  Long story short, we couldn't change our plan without affecting our unlimited data feature on the iPhone, so we wasted about half an hour at the AT&T store. It was still better than calling them on the phone, which is an excruciating process each and every time.
  It was well into the afternoon by the time we got back to the boat. Rain was threatening, so we both relaxed and got into our books until 5 P.M. Then it was time to go back to the marina for our showers. As I have mentioned before, we are trying to avoid using up all our onboard water, and so far we've done pretty good.

  It had started to sprinkle, so we put on our rain gear and motored back over to the dinghy dock. I took a few pictures to give you an idea of what the Marathon City Marina looks like. The picture above is the approach from the harbor. The big building on the left is the office and community center, along with a workshop and storage area.

  At this time of year, the dinghy docks are usually full of dinghies. The hard bottomed dinghies go on one side of the dock, and the soft sided ones like ours go on the other. The dinghy in the picture looked like it could go either way, about as home made as I've seen. The fella who owns it has a small cruiser with two wind generators on the radar arch, and every other surface of the vessel has solar panels on it. His boat looks similar to this dinghy. He is probably a very interesting guy and I plan on talking to him soon.

  Another view of the dinghy docks. Even though it was raining, boaters found reasons to leave their vessels to either use the shower facilities, the laundry, go to "town", or hang out in the community center at the marina.

  Here's Rosie posing after her shower in the community center. There is a large library in here, and there are usually plenty of boaters setting at the tables using there laptops and taking advantage of the free WiFi at the marina. We only wish we could get it out in the harbor on the boat. This is a very stout building and I wouldn't hesitate to use it for shelter in the event of a hurricane, but I don't know what their policy is in regard to doing so.

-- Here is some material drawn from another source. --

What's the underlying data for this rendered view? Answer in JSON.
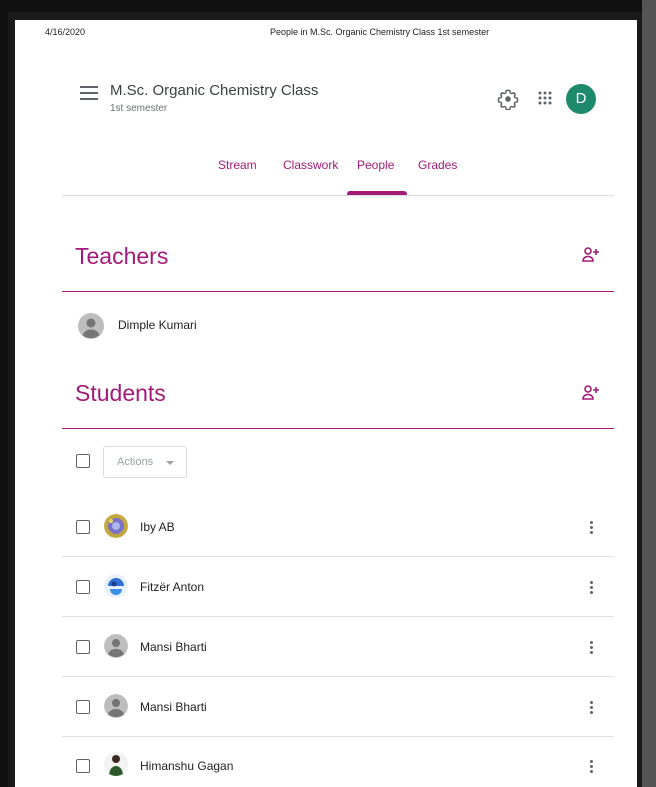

  Here's another view where you can see the little seating areas in the back, each with a nice T.V. and theatre seating in case you want to sit in there and watch T.V. all day. The building closes at 5:30, so going there to watch something in the evening is out of the question. I would prefer to have this building available well into the night so we could have drunken beer parties. But that's just me.

  Here's part of the workshop and storage area. If we were to stay here for a long period of time, a storage locker would be a good idea. Then we could start accumulating junk again after getting rid of it all last year. It does seem like a good place to take on a project which would be messy or cumbersome onboard the boat.
  Today was a work day. I changed out all the zincs on each of the main engines, and all went well. We hadn't changed them since last April when Karl Kotraba and I did it, and the raw water zincs were still serviceable but the zincs in the oil coolers were about gone. I'll make it a habit to check them all every 4-6 months from now on.
  I also changed the engine oil in the Cats and only ruined one shirt, managing to not get any oil on my pants. This is progress.
  After we had lunch, we gathered up all of the trash and used oil, put it in the dinghy and rode back over to the marina. They have bins for used oil, fuel, coolant, dirty rags and used filters which is very nice and thoughtful, I think.
  We picked up a few things that we had purchased from Amazon over the last few days. Yet to be delivered is 16 DVD's we bought so we could watch them and use them for bartering in the future. While online yesterday, I bought our Rotella oil from Advance Auto which I will pick up at their store when I can get a ride over there, or take a taxi. I was able to save an extra 15% by using their online site. The oil filters for our Cats will be delivered free here to the marina, something that the fella in the store told me they don't do. Take that, multi-tasker!